As the title asks, can my parents have too many prescriptions? This is a serious problem for seniors. A survey done in 2019, found that more than half of adults 65 and older (54%) said they took four or more prescription drugs. Approximately 30 percent of seniors use some type of OTC or herbal drugs. Many people think that taking herbal remedies is safer because these products are “natural”. But, they can affect the body just like prescription drugs. Meaning that they can either add to or work against the effects of medications prescribed by your parent’s doctor(s).
I don’t know about you, but when I used to look at all the medicine my mother took there were times I was overwhelmed (and I was a pharmacist!). As a diabetic, my mother took medicine for the diabetes, high blood pressure, high cholesterol, glaucoma, and this doesn’t being to take into account all the over-the-counter (OTC) medicines, and herbs and vitamins she took. In addition she saw multi doctors who continually prescribed new things for her. When someone takes 5 or more drugs per day it is called polypharmacy. Does this sound anything like your parents (or even you)?
But really, how many are too many prescriptions?
Why is polypharmacy a problem?
Polypharmacy happens most frequently in seniors, because they are more likely to have one or more chronic conditions with longer medication lists. Think of diabetes, they get medicine for the diabetes, but also cholesterol, high blood pressure, and maybe even a children’s aspirin. Many older adults see multiple specialists and if they have no primary care physician they are especially at risk for polypharmacy. This in turn can lead to a lower quality of life, problems moving, and even an increased risk of death.
What can I do to help my parents with polypharmacy?
The first thing you should think about is getting a full list of everything your parents are taking. This includes prescription drugs, OTC drugs, herbal products, and any other thing they take for their “health”.
You can create a master list that includes at least the following items:
- the name of the medication,

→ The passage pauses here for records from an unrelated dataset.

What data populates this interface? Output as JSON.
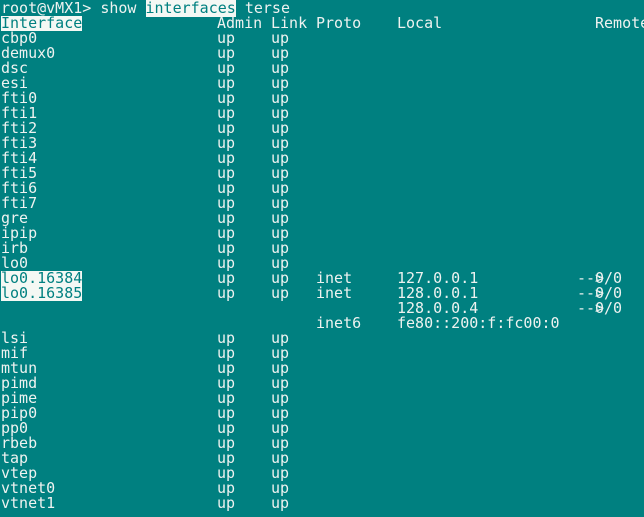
{
  "prompt": {
    "host": "root@vMX1> ",
    "cmd1": "show ",
    "cmd2": "interfaces",
    "cmd3": " terse"
  },
  "headers": {
    "interface": "Interface",
    "admin": "Admin",
    "link": "Link",
    "proto": "Proto",
    "local": "Local",
    "remote": "Remote"
  },
  "rows": [
    {
      "name": "cbp0",
      "admin": "up",
      "link": "up"
    },
    {
      "name": "demux0",
      "admin": "up",
      "link": "up"
    },
    {
      "name": "dsc",
      "admin": "up",
      "link": "up"
    },
    {
      "name": "esi",
      "admin": "up",
      "link": "up"
    },
    {
      "name": "fti0",
      "admin": "up",
      "link": "up"
    },
    {
      "name": "fti1",
      "admin": "up",
      "link": "up"
    },
    {
      "name": "fti2",
      "admin": "up",
      "link": "up"
    },
    {
      "name": "fti3",
      "admin": "up",
      "link": "up"
    },
    {
      "name": "fti4",
      "admin": "up",
      "link": "up"
    },
    {
      "name": "fti5",
      "admin": "up",
      "link": "up"
    },
    {
      "name": "fti6",
      "admin": "up",
      "link": "up"
    },
    {
      "name": "fti7",
      "admin": "up",
      "link": "up"
    },
    {
      "name": "gre",
      "admin": "up",
      "link": "up"
    },
    {
      "name": "ipip",
      "admin": "up",
      "link": "up"
    },
    {
      "name": "irb",
      "admin": "up",
      "link": "up"
    },
    {
      "name": "lo0",
      "admin": "up",
      "link": "up"
    },
    {
      "name": "lo0.16384",
      "admin": "up",
      "link": "up",
      "proto": "inet",
      "local": "127.0.0.1",
      "arrow": "-->",
      "remote": "0/0",
      "highlight": true
    },
    {
      "name": "lo0.16385",
      "admin": "up",
      "link": "up",
      "proto": "inet",
      "local": "128.0.0.1",
      "arrow": "-->",
      "remote": "0/0",
      "highlight": true
    },
    {
      "local": "128.0.0.4",
      "arrow": "-->",
      "remote": "0/0"
    },
    {
      "proto": "inet6",
      "local": "fe80::200:f:fc00:0"
    },
    {
      "name": "lsi",
      "admin": "up",
      "link": "up"
    },
    {
      "name": "mif",
      "admin": "up",
      "link": "up"
    },
    {
      "name": "mtun",
      "admin": "up",
      "link": "up"
    },
    {
      "name": "pimd",
      "admin": "up",
      "link": "up"
    },
    {
      "name": "pime",
      "admin": "up",
      "link": "up"
    },
    {
      "name": "pip0",
      "admin": "up",
      "link": "up"
    },
    {
      "name": "pp0",
      "admin": "up",
      "link": "up"
    },
    {
      "name": "rbeb",
      "admin": "up",
      "link": "up"
    },
    {
      "name": "tap",
      "admin": "up",
      "link": "up"
    },
    {
      "name": "vtep",
      "admin": "up",
      "link": "up"
    },
    {
      "name": "vtnet0",
      "admin": "up",
      "link": "up"
    },
    {
      "name": "vtnet1",
      "admin": "up",
      "link": "up"
    }
  ]
}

- are they still taking the medication,
- how your really parents take the medication (this may not be the same as the instructions on the label), and
- where they get the pills (this is especially important for the herbal products).
If there is other information you think is important, include it.
If it helps, you can take photos of the bottles and store them in an app.
The next step is to have a medication reconciliation or med rec done or join a medication therapy management program.
So what is medication reconciliation or a med rec?
“The process of identifying the most accurate list of all medications that the patient is taking, including name, dosage, frequency, and route, by comparing the medical record to an external list of medications obtained from a patient, hospital, or other provider.”Medicare
Okay, that is fancy language for what happens. Basically a pharmacist compares the medicine that your parents are taking against a list from the doctor. The hard part is to make sure you have information from all the doctors your parents are visiting.
I thought this already happen, when they visit their doctor or get a prescription filled?
The short answer to the question is “no”.
Unfortunately, in the United States there is no record where all the hospitals, doctors, and pharmacist can see all of the prescription drugs your parents are taking. Even a record like this existed; it wouldn’t include the OTC and herbal medicines your parents might be taking.
When your parents (or you) get a prescription filled at any pharmacy, the pharmacist only knows the prescriptions filled within their chain. For example, they get some prescriptions at CVS and other prescriptions at Costco. The two computer systems don’t talk with each other. Meaning that the pharmacists don’t know what prescriptions the other chain has given your parents. This creates problems because it can lead to duplication of prescriptions, interactions between drugs, and other side effects.
Something similar happens with doctors, your parents may see multiple specialists and they may or may not have a primary care doctor. Many times these doctors’ offices don’t talk with each other. So this means that no one has a complete listing of the prescriptions your parents get.
How do I get one for my parent(s)?
If your parent is admitted to the hospital for any reason, Medicare will pay for a for a medication reconciliation as long as it happens within 30-days AFTER they have been discharged. So make sure this is done for your parents (and don’t forget to include OTC and herbal products!).
What if my parent hasn’t been in the hospital?
If your parent has been fortunate enough not to be admitted to the hospital then they may be able to take part in FREE medication therapy management (MTM) programs offered by their insurance company. MTM programs target people who:
- have a combination of health issues or chronic diseases,
- take several prescription and non-prescription medications,
- have had trouble managing the various medications you take,
- the medications require a health care professional to monitor them closely, or
- if your parents get their medications from multiple pharmacies.
To find out if your parents plan covers their participation in a program, call their Part D or prescription drug coverage plan. Be sure to ask about the specifics of the program, such as where to go for services and how often they should receive a review.